3.      Hogwash: Steamboats carried both people and animals. Since pigs smelled so bad they would be washed before being put on board. The mud and other filth that was washed off was considered useless ‘hog wash.’

Thursday, March 3, 2016

Two Goals at a Time, 2

When humans pursue two goals A and B concurrently, a part of the brain known as the medial prefrontal cortex (MFC) divides so that half of the region focuses on one task and the other half on the other task. The anterior most part of the frontal lobes enables you to switch back and forth between the two goals, i.e. executing one goal while maintaining the other one on hold. This inter-hemispheric division of labor explains why humans appear unable to accurately carry out more than two tasks at one time. If you want to look at a visual representation of how this works in the brain, I’ll include a URL below. Credit for the representation goes to principle brain researcher: Etienne Koechlin, INSERM-ENS, Paris, France.

Wednesday, March 2, 2016

Two At a Time for the Brain

Many people believe they can ‘multitask’ very efficiently. Those who do, may need to think again. Studies by researcher researcher Etienne Koechlin of the Universit√© Pierre et Marie Curie in Paris, France show that “… we can readily divide tasking. We can cook, and at the same time talk on the phone, and switch back and forth between these two activities. However, we cannot multitask with more than two tasks.” According to Koechlin, the study results might also explain why humans seem to have difficulty when decisions involve more than two choices. When faced with three or more choices, subjects don't appear to evaluate them rationally; they simply start discarding choices until they get back to a binary choice. This is perhaps because your brain can't keep track of the rewards involved with more than two choices.

Tuesday, March 1, 2016

Fiji Under the Sea
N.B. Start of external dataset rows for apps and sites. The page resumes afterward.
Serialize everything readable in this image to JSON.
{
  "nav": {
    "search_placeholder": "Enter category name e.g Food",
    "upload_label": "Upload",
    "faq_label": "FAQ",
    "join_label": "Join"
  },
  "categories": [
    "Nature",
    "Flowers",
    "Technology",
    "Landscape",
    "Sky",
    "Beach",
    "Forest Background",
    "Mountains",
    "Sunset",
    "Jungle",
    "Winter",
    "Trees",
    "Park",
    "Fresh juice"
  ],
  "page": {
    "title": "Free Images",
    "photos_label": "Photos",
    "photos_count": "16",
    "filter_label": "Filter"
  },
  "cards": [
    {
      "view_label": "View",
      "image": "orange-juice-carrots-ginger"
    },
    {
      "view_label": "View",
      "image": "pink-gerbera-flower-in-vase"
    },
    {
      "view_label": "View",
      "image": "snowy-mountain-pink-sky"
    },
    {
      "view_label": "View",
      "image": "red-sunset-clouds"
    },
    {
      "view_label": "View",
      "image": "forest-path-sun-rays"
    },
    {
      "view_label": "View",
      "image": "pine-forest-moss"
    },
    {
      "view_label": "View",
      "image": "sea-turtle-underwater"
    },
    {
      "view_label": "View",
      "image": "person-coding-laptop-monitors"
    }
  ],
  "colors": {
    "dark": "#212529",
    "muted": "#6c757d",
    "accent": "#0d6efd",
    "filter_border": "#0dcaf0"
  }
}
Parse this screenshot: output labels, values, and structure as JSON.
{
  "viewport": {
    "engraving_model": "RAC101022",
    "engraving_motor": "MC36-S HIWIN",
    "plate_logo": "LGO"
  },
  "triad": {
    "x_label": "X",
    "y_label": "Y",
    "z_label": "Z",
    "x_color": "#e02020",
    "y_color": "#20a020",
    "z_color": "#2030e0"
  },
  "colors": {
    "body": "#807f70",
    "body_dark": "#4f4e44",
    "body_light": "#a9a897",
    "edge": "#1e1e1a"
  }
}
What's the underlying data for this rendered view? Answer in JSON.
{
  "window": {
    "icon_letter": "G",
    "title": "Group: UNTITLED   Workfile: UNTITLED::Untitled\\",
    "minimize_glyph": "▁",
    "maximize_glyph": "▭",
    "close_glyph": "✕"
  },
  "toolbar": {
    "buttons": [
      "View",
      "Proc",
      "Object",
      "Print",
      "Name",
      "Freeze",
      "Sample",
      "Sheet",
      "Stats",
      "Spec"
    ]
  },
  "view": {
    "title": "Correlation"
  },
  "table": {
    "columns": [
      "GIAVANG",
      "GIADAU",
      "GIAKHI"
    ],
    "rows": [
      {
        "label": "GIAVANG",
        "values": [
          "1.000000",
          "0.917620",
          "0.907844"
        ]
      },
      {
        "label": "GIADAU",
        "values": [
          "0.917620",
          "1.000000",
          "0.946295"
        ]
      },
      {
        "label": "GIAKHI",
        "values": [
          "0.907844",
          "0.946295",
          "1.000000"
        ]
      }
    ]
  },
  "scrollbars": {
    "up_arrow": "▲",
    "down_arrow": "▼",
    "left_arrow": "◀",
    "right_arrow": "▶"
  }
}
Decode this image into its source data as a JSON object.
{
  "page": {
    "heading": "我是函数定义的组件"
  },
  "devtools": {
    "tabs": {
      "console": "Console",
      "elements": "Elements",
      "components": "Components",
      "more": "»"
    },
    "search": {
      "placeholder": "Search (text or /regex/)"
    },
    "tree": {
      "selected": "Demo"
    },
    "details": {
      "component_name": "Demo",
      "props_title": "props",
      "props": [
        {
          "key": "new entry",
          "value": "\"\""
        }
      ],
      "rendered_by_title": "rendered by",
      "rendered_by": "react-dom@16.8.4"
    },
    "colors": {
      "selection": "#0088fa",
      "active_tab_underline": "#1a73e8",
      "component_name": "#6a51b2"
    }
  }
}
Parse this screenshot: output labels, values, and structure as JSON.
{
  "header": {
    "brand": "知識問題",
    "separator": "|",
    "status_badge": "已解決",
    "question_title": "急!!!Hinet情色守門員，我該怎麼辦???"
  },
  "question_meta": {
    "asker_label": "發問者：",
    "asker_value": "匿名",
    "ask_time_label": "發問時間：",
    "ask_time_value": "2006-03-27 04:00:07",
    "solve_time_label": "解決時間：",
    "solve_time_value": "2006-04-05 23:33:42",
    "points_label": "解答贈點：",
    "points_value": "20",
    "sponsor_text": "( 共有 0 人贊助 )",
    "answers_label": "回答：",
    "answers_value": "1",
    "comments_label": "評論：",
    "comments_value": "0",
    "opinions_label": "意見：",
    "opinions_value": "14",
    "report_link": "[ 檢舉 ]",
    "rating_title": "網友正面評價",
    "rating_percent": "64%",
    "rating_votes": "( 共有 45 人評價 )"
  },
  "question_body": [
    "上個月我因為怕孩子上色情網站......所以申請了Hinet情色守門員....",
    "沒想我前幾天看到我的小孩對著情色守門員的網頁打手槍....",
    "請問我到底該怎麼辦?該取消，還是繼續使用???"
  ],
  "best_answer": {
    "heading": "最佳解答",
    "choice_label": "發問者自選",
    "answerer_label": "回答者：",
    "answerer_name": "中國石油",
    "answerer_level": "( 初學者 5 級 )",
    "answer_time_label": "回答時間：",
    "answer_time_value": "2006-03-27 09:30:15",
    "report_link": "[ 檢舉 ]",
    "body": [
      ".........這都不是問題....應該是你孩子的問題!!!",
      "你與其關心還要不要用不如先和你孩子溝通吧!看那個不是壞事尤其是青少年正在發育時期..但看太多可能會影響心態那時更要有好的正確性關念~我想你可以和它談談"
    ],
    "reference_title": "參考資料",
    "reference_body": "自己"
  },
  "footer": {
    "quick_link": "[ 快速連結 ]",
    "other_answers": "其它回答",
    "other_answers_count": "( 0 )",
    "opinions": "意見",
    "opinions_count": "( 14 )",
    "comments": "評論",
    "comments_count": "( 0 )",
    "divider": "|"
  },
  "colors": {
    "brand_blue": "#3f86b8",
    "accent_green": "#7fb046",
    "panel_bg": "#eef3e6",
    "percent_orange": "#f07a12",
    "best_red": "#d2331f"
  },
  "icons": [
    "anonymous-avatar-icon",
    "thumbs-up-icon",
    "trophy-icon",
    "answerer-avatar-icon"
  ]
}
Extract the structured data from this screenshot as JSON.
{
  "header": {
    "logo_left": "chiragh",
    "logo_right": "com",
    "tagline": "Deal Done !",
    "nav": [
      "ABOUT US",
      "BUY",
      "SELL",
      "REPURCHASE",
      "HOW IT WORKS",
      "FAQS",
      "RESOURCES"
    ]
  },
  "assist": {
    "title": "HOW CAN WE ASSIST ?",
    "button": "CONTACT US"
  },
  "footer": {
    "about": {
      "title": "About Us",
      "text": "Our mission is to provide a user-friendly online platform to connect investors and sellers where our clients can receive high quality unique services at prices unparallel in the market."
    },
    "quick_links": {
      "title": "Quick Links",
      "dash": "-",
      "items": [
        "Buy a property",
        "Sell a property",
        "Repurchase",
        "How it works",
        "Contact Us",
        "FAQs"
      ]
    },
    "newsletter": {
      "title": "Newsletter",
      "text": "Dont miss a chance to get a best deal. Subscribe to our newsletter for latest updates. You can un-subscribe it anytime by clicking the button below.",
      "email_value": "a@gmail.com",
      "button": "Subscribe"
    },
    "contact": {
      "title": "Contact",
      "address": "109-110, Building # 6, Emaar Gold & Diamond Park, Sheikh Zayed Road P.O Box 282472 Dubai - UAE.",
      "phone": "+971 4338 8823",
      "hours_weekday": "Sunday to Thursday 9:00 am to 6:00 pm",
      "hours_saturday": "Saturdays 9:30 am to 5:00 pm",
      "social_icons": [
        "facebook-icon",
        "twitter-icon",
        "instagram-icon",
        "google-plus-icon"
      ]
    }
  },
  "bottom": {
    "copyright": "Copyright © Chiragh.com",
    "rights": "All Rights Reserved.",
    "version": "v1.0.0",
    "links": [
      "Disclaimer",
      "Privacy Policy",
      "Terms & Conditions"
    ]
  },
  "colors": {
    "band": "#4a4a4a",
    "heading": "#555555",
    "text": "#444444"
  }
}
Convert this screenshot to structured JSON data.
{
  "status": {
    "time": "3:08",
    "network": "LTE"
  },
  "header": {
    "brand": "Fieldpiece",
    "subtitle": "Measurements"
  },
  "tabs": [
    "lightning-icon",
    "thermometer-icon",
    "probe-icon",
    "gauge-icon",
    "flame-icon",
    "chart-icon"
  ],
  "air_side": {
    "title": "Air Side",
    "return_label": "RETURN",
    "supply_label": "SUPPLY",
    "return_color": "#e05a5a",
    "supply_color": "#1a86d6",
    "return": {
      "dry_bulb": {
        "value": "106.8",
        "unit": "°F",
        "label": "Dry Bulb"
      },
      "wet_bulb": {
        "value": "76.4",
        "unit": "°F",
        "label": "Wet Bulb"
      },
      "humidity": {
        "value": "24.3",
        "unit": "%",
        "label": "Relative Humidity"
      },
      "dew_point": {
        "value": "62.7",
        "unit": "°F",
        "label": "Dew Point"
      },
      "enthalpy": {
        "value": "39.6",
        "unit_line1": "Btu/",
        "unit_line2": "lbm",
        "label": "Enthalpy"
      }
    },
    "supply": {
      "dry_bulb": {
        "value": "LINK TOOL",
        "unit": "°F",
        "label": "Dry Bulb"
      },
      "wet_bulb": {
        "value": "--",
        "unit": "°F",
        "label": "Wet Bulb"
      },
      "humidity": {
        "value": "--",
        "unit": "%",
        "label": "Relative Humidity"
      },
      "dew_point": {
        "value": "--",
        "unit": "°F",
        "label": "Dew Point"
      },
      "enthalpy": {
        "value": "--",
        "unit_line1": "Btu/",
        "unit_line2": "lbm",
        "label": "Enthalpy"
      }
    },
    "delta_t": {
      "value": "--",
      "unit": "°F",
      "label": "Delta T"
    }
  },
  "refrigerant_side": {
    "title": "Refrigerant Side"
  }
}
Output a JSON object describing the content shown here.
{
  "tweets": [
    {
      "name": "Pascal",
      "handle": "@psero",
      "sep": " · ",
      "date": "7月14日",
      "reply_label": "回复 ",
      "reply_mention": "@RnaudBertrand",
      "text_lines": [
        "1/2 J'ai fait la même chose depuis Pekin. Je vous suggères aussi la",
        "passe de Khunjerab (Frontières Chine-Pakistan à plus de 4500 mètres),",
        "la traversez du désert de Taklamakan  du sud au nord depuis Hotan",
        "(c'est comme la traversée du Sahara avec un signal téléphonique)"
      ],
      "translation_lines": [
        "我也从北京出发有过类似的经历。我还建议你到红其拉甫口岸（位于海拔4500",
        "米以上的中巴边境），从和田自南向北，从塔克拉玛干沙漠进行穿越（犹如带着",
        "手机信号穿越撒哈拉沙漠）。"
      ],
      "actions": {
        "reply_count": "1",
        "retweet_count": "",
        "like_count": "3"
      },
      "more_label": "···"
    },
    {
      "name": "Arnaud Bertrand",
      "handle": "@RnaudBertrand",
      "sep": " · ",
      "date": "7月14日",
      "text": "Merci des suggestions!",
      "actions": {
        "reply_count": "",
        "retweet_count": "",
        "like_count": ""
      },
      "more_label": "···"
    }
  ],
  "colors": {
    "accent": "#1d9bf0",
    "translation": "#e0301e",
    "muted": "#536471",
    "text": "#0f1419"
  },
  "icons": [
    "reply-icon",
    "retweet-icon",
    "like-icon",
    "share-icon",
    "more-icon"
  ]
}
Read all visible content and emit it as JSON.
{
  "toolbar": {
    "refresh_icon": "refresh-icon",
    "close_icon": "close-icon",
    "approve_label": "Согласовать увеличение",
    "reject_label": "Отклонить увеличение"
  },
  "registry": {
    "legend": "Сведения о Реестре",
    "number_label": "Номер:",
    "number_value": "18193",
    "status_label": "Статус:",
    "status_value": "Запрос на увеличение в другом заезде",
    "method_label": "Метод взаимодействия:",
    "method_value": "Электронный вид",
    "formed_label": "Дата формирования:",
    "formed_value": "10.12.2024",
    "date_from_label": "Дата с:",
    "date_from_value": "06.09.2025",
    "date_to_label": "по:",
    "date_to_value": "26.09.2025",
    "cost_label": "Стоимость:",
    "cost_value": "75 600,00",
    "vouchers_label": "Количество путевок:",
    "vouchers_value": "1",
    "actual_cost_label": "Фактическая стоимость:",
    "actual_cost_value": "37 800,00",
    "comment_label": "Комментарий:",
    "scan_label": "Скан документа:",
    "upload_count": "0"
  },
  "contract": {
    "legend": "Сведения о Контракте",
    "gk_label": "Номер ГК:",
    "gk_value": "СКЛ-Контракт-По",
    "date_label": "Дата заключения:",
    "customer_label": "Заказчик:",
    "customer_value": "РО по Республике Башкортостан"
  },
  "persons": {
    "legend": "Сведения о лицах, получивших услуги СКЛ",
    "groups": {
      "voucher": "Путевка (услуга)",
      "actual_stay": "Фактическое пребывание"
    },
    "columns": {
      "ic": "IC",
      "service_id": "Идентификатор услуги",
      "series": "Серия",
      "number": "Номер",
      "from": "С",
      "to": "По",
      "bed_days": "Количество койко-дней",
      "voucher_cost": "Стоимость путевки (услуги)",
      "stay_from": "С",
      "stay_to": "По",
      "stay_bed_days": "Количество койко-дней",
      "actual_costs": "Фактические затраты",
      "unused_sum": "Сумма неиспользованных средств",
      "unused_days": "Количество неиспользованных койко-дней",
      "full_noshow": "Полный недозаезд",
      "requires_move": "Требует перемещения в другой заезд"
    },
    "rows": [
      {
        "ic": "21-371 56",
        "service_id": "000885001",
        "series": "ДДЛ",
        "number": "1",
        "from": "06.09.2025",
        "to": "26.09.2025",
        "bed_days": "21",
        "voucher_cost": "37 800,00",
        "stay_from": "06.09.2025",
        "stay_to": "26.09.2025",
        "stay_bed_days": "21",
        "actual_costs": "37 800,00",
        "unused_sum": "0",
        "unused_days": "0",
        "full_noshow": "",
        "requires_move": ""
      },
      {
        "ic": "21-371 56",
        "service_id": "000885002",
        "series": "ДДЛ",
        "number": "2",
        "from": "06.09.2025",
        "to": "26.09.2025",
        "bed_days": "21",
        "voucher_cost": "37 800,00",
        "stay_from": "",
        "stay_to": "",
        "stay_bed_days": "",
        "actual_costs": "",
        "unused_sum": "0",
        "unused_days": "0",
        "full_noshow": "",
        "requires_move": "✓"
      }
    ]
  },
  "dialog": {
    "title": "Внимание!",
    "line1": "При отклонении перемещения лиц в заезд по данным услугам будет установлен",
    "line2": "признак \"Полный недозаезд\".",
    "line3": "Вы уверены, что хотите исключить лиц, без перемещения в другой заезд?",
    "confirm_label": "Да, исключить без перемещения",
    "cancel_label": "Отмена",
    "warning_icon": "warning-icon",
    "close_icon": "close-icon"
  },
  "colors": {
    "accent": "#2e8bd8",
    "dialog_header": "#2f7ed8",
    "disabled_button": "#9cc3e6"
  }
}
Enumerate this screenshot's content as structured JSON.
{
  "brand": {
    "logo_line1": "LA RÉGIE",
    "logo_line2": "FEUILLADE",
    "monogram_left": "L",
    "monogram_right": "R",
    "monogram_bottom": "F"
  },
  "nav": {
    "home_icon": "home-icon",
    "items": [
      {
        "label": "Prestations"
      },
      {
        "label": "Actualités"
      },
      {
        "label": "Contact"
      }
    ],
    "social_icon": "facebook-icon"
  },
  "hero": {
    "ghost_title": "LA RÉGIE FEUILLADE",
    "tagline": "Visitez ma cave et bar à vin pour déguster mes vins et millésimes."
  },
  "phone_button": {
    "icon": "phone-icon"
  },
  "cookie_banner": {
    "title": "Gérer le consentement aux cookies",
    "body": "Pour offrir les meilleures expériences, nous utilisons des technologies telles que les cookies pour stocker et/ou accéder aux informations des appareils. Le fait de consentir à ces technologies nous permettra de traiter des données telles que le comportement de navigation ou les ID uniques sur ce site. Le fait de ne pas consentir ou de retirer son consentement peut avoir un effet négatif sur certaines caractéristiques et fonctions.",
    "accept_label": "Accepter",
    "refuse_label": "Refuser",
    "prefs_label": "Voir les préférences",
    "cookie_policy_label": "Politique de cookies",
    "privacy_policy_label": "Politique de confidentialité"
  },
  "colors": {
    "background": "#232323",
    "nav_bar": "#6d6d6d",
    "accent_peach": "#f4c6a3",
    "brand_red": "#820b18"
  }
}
In actuality, I know very little about Fiji – although as I child I was so curious about it and hoped I could go there one day.  Well, next year I may get my wish as I have been invited to present some brain-function seminars that. What fun! Opening my email today I discovered that my friend and colleague, Dr. Banford, had send me the URL for a YouTube presentation about life under the sea in Fiji. Just having finished presenting three brain-function seminars I kicked off my shoes in my hotel room and proceeded to watch the YouTube. Oh, My, Goodness. Most of the underwater creatures I had never seen before and they were amazing. You may want to take a few minutes and watch this . . . And, last but not least, Happy Birthday to my friend and superb composer-pianist-organist, David H. Hegarty.